Are newly evolved genes as important as ancient ones?

By Peter Dearden 18/03/2011

by Tamsin Jones.

ResearchBlogging.orgWe share about 70% of our genes with fruit flies. Those 70% are old, ancient genes, that were present in the common ancestor of flies and humans. We share many, many genes with most animals, and these conserved genes are thought to be the ones controlling all those really important processes necessary for life. What about the other 30% though? Are they necessary for life? Could we live without them?

An article published in Science at the end of last year explores that very question – are newly evolved genes essential or dispensable?

New genes are often thought of as performing relatively minor functions. It makes sense, really – the ancient genes that we all share, that all animals share, must be the really important ones that we can’t do without, like the engine in your car; while the newly-evolved ones might just be for more superficial purposes, like the colour of your paintwork, or those fluffy dice you hang from the rear-view mirror.

Some scientists at the University of Chicago examined the dispensability of newly evolved genes in the fruit fly Drosophila melanogaster. By comparing the genome of D. melanogaster with those of other closely related fruit flies, they identified a bunch of newly evolved genes. They then knocked down the functions of these genes one by one, and  observed the effect these knockdowns had on the flies, and whether they survived and were normal.

The somewhat surprising result was that a whopping 30% of newly evolved genes were essential for the flies’ viability. What do I mean by viability? If the genes were knocked out, the flies died.

How does this compare to ‘old’ genes? The researchers performed the same experiment using ancient genes, and found that 35% were essential. That’s not much different from 30%, suggesting that new genes are just as important as old genes for survival!

How can a newly evolved gene become essential for life? Well, most ‘new’ genes aren’t that new at all, they arise from gene duplication events, where a gene is copied and then the two separate copies go on to evolve independently. A duplicated gene can very quickly evolve a new function by gathering a bunch of mutations, especially when the animal population is large. If the ‘parent’ gene is lost, the ‘new’ gene could also become essential that way, because it is now solely responsible for performing the function that the original gene was.

Pretty interesting results so far! The next thing the scientists looked at was the actual functions of new genes: why where those new genes essential for survival?

Before I go on I will quickly outline the fruit fly life cycle. Fruit flies have a few different developmental stages before they become adults. First, they are small embryos, which then grow into larvae (think tiny maggots!) and eat as much food as they can, before pupating so that they can morph, and then hatch as an adult (similar to how butterflies morph from catterpillars to butterflies).

The researchers examined where and when essential genes were being used during fruit fly development, and found that most (80%) of the newly evolved essential genes were necessary for larval development and pupation, while a few (10%) were turned on earlier on during embryonic development.

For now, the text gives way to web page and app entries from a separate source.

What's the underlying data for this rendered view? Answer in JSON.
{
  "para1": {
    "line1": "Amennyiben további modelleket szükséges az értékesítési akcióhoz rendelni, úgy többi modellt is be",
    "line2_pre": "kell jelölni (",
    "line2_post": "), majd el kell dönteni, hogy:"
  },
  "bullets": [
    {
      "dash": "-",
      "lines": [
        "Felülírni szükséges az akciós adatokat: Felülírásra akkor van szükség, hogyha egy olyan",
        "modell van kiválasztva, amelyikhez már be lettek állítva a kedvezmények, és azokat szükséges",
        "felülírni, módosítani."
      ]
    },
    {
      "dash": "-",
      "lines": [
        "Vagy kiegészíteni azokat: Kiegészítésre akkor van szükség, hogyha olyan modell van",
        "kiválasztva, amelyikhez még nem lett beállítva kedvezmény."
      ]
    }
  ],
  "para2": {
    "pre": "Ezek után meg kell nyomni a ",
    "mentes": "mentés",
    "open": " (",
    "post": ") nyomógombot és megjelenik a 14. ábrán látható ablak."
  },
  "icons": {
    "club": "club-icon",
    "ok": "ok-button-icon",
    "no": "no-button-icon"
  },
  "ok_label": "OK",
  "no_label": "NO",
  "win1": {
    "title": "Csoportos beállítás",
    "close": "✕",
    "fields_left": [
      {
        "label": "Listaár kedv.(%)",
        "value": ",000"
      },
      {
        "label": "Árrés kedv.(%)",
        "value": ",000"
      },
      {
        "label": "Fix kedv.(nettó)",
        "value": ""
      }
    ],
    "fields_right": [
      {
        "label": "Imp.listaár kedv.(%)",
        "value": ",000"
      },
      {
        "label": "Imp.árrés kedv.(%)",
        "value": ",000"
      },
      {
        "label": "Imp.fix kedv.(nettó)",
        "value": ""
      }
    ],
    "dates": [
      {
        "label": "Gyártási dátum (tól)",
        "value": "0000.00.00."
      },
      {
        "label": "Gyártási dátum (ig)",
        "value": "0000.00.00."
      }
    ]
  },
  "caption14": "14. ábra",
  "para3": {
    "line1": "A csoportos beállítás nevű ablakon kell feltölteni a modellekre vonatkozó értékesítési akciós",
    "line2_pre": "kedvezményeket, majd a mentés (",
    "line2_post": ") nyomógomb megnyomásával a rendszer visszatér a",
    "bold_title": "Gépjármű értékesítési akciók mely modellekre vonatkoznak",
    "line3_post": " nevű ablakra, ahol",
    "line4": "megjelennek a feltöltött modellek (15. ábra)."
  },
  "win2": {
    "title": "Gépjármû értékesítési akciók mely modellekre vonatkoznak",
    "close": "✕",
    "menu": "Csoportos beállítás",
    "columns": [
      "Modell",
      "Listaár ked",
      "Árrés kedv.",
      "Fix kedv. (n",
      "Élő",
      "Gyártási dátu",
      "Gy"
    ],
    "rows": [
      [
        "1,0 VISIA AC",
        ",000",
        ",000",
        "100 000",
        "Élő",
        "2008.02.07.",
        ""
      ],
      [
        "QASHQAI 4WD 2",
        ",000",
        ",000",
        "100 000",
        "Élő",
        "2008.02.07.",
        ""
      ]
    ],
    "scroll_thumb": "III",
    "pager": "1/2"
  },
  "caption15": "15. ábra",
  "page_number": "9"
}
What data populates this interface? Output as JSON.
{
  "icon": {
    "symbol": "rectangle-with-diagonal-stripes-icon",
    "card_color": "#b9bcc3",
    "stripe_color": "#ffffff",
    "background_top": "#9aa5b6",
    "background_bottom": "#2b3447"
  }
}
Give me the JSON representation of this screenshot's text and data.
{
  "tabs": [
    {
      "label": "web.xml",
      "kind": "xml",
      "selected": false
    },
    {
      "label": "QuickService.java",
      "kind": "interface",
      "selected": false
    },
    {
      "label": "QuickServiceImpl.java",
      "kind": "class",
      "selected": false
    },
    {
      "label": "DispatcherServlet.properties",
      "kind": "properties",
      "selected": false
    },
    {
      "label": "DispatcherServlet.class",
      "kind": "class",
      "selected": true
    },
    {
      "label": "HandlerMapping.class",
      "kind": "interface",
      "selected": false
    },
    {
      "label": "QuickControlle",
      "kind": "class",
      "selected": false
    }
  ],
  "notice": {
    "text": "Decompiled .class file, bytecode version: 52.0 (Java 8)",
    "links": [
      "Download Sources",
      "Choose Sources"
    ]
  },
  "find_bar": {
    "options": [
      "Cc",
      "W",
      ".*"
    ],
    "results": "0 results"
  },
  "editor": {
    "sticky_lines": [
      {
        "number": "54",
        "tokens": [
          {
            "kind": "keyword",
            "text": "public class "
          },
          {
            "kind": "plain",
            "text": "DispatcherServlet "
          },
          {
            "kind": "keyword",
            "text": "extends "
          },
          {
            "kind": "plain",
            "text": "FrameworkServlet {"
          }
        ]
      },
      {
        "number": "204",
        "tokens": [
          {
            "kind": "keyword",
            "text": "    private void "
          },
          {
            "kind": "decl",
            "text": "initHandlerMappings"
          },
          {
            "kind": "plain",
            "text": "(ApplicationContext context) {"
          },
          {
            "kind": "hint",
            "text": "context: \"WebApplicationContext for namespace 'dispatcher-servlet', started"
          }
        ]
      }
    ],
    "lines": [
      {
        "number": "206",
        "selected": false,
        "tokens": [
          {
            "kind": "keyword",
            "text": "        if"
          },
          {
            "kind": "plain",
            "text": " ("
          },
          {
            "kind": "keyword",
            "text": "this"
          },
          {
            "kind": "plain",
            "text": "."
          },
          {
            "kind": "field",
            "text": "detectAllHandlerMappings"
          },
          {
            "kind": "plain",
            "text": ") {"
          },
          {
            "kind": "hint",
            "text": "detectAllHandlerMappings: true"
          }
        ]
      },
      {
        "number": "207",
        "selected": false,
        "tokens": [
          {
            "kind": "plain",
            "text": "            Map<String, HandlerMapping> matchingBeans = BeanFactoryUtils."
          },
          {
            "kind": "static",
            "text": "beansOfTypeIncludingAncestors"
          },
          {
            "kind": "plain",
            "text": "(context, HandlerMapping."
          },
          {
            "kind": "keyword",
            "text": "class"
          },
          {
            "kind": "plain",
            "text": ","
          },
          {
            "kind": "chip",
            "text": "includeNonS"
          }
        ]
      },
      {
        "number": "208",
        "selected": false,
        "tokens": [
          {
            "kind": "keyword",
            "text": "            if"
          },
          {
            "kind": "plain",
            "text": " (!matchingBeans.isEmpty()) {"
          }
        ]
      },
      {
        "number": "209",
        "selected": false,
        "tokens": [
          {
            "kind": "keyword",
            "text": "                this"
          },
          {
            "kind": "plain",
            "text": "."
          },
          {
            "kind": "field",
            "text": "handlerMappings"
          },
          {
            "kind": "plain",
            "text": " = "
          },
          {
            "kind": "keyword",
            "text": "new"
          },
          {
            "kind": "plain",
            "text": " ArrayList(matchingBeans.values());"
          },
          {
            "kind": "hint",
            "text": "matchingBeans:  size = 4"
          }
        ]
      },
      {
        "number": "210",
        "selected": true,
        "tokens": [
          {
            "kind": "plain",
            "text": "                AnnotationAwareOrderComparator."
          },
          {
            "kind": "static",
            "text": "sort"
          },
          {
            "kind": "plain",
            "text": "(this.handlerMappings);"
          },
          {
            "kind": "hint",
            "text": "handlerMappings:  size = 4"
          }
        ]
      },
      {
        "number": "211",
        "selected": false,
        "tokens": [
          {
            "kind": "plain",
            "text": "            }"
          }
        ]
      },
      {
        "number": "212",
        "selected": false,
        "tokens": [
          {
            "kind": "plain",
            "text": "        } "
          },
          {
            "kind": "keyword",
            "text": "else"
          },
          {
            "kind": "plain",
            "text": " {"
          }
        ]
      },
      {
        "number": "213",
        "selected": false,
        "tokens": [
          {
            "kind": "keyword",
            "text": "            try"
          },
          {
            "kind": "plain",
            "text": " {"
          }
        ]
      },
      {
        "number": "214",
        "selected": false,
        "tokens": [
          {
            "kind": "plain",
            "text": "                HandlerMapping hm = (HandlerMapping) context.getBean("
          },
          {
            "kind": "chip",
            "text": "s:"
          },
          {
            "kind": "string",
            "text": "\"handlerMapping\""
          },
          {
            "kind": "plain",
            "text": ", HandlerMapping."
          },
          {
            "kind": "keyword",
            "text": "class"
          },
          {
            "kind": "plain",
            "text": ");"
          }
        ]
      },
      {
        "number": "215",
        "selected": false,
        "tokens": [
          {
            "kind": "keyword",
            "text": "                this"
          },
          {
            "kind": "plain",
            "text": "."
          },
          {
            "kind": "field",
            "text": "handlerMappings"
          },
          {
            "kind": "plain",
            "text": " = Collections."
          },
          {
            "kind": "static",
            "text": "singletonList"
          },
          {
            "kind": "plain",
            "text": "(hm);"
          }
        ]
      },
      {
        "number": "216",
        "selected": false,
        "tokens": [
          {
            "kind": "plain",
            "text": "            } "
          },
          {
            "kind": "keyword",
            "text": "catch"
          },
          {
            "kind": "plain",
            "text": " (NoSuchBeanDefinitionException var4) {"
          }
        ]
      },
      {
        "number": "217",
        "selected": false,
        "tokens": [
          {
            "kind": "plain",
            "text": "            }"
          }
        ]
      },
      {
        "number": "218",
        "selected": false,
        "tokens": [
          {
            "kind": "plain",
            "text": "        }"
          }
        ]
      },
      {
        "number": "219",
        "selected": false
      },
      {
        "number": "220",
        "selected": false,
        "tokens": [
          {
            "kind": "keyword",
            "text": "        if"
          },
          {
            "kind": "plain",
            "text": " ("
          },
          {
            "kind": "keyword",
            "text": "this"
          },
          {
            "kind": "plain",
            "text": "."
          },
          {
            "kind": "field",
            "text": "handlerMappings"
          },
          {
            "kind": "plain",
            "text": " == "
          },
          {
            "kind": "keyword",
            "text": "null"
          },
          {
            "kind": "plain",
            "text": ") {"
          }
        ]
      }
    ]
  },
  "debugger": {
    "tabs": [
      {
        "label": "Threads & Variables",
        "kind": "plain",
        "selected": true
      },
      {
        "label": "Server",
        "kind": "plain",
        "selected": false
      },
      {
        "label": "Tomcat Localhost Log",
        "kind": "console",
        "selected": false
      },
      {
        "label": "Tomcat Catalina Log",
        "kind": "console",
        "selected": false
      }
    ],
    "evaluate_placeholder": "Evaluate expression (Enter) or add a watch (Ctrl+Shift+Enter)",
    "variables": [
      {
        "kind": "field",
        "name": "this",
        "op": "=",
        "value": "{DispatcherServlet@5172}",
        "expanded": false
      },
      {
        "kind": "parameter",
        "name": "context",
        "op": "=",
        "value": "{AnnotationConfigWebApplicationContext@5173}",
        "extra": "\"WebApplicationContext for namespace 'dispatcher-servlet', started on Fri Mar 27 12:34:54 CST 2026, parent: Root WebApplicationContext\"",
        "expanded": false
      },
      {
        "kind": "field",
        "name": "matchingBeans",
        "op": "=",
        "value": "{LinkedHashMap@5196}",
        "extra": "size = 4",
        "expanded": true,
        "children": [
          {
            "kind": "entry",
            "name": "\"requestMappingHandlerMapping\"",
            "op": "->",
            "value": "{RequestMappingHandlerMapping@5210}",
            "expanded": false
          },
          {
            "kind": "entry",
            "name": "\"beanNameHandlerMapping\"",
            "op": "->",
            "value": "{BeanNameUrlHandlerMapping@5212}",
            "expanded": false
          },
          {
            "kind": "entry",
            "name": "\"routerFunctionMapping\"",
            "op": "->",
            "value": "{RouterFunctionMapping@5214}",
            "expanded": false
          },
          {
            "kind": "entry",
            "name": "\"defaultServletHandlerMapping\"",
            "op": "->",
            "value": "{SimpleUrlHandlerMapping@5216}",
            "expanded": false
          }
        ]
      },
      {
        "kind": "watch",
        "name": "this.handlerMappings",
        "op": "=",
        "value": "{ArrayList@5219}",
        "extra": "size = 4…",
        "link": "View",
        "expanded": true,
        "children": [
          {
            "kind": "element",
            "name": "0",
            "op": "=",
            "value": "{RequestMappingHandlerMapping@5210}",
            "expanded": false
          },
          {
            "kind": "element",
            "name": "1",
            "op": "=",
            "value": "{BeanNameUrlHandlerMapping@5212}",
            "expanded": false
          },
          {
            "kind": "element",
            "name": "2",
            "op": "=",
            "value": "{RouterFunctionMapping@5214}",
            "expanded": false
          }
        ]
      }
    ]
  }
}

By comparison, only about 50% of old genes are needed for pupation, while 44% are needed for earlier embryonic development.

So the scientists found that newer genes are often essential for larval and pupal development- ie, later stages of development; whereas old genes are more often essential for early embryonic development.

Perhaps this reflects a need to keep the genetic control early development as tightly regulated as possible, with little room for change, while later stages of development are more flexible and can allow new genes to become incorporated into developmental processes.

Reference: Chen, S., Zhang, Y., & Long, M. (2010). New Genes in Drosophila Quickly Become Essential Science, 330 (6011), 1682-1685 DOI: 10.1126/science.1196380

Want to learn more about gene evolution? Here are some good links:

0 Responses to “Are newly evolved genes as important as ancient ones?”

  • Cool.

    Did they look at whether the ‘new’ genes still had their sister genes floating about. I mean, could they tell if the new genes where essential because they did something new, or have older genes with multiple functions been split into two genes, each doing one job like the ‘duplication-degeneration-complementation’ model.

    Maybe I should read the paper…

  • 95% (56 of 59) of the essential young genes had arisen from gene duplication events, with the protein sequences being considerably diverged from their parent genes (The remaining 3 had originated de novo). I don’t think they actually examined the functions of the duplicated genes and their parents to determine whether it was subfunctionalisation or neofunctionalisation, but they concluded by saying that the sequence divergence between the paralogs suggests the neofunctionalisation model, particularly as some essential young genes had non-essential parents.